During the corona virus lockdown we decided to have a sixties night and share our memories of the music scene during this time in Mansfield. We love sixties music and I still have a record player and all of our old vinyl 45s and LPs. There’s something about the sound from vinyl records that isn’t in the sound with modern technology I think it is more like listening to live music.
One photograph is an image, and I am sure like many other people’s house’s as it was in Mansfield in the sixties. I bought most of my records from Valances and Sid Booth’s I recall that Valances had a booth so you could listen to the record before buying it.
My record collection was one of my most treasured possessions and still is today. In the early sixties in Mansfield you could hear pop music in record shops, in pubs that had a jukebox, in cafe’s, cinema’s and dance halls.
Can anyone remember when the fair came to Mansfield on Chesterfield road where Tesco is now, with Del Shannon’s runaway, Dion’s run-around sue, Jonny Tillotson with poetry in motion and halfway to paradise by Billy Fury ringing out from the fairground rides?
Listening to our records brought memories flooding back of the brilliant times we had at the Palais and the nights at my family home before we were married playing records.
Memories of the Palais
When I started going to Palais in the early sixties it was very popular and you usually had to queue to get in. There was a strict dress code, most boys wore a suit and you weren’t allowed in without a tie. The girls with their bouffant hairstyle and sixties dresses looked fabulous. Winkle picker shoes were the fashion back then.
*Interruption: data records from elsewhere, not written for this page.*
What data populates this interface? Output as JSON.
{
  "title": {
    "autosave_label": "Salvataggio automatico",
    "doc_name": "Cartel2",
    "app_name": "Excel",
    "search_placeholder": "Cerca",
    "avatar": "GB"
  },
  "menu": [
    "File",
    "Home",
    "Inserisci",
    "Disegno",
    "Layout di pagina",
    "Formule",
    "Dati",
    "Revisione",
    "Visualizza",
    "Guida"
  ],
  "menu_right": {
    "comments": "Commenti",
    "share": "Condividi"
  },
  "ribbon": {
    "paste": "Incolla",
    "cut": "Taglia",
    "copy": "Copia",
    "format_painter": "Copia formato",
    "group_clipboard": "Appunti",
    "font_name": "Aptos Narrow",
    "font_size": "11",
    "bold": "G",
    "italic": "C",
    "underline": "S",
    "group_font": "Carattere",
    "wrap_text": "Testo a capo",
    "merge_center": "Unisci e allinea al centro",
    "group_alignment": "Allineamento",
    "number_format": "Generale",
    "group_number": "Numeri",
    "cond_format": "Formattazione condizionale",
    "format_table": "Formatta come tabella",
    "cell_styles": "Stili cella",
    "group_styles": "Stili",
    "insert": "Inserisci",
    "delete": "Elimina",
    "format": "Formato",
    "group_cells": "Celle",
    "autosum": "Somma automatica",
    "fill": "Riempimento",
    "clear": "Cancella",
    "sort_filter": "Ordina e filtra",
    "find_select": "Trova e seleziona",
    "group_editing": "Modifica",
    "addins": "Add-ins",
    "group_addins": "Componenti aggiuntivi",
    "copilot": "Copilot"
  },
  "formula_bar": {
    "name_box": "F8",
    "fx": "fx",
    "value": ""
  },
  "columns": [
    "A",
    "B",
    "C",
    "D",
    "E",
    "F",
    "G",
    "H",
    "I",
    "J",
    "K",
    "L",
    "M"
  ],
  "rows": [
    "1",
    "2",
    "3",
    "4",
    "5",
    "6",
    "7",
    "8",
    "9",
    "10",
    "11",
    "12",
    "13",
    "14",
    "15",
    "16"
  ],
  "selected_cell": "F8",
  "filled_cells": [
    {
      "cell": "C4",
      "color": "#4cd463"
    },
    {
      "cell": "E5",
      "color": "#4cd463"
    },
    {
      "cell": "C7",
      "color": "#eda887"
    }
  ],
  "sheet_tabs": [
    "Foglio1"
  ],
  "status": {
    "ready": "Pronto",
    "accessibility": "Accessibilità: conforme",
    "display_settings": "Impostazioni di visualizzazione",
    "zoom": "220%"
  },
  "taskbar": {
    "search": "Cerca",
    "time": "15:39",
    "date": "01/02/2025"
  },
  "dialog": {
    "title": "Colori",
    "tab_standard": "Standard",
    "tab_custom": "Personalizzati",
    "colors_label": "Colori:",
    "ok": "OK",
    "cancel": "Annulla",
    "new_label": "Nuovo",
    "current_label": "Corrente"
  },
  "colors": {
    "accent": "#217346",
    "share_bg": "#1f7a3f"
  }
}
I recall there was a cloakroom where you could leave your coat for a small fee, you were given a numbered ticket to retrieve your coat at the end of the night. In the dance hall although there were a few couples dancing it was mostly the girls dancing with their friend’s and the boys walking round the dance hall with their mates and cutting in every so often for a dance – which is how I met my wife Maureen. I walked her to the bus, the 102 to Pleasley at the top of Queens Street and then nipped into the Queens Head for a pint with some mates. This went on for several weeks, she has told me since that when I asked her out to the pictures It was my last chance to move thing’s on.
Can anyone remember that at the interval at the Palais They played a certain tune, it was Rinky Dink by the Johnny Howard Band and before the second half began they played the flip side Java, if you listen to it on You tube I’m sure it will jog your memory . I still have the record. Some night’s during the interval some budding pop singer would get onto the stage and sing their favourite pop song, it’s called Karaoke today.
We still went to the Palais when we were a couple and one night we went downstairs to the coffee bar for a drink, bits a pieces by the Dave Clark Five was playing in the dance hall, everyone was stamping to the music and the ceiling was visibly bulging to the beat, suddenly the fire doors flew open and the alarms were set of. We were told the reason was that the dance floor was a sprung floor. It certainly was that night.
Groups occasionally played at the Palais, I recall a local group Neil and the Diamonds was one of them. I also saw Jimmy Crawford (his version of I love how you love me) is my favourite sixties ballad. The Barron Knight’s also played there can anyone remember any other artists to play there?
I have seen on this web site about the shows at the Granada in the sixties. We went to a few but the only programme I still have is for the Bobby Vee show but I remember seeing Dion, Joe Brown, the Temperance Seven, Marty Wilde, Helen Shapiro, Jimmy Crawford and many more, they were great shows.
Can you remember trying to tune their transistor radio into radio Luxenberg? and listening to pop shows on the radio and TV like Oh Boy, Ready Steady Go, Pick of the pops and Jukebox Jury. I was big fan of the local band Shane Fenton and the Fentones and I have all of their records. I was told by an older neighbour when we moved into our bungalow on Peel road about ten years ago that Shane Fenton came to our bungalow in the fifties for guitar lessons. Our bungalow is named Serenade as a previous resident was a music teacher. Shane Fentons real name Bernard Jury had several hit records as Alvin Stardust in the seventies.
Some time ago I had some box plants with the idea to make topiary shapes so with this history of our bungalow I decided to make a guitar as in the photo. I only play sixties music in the car and when I take my young grandchildren to school I am trying to get them to appreciate good music. They love it and ask for their favourite’s and we have a good old sing/song as we go to school. I wonder how many people have memories of pop music and the dances in Mansfield at this time.
They are all wonderful memories.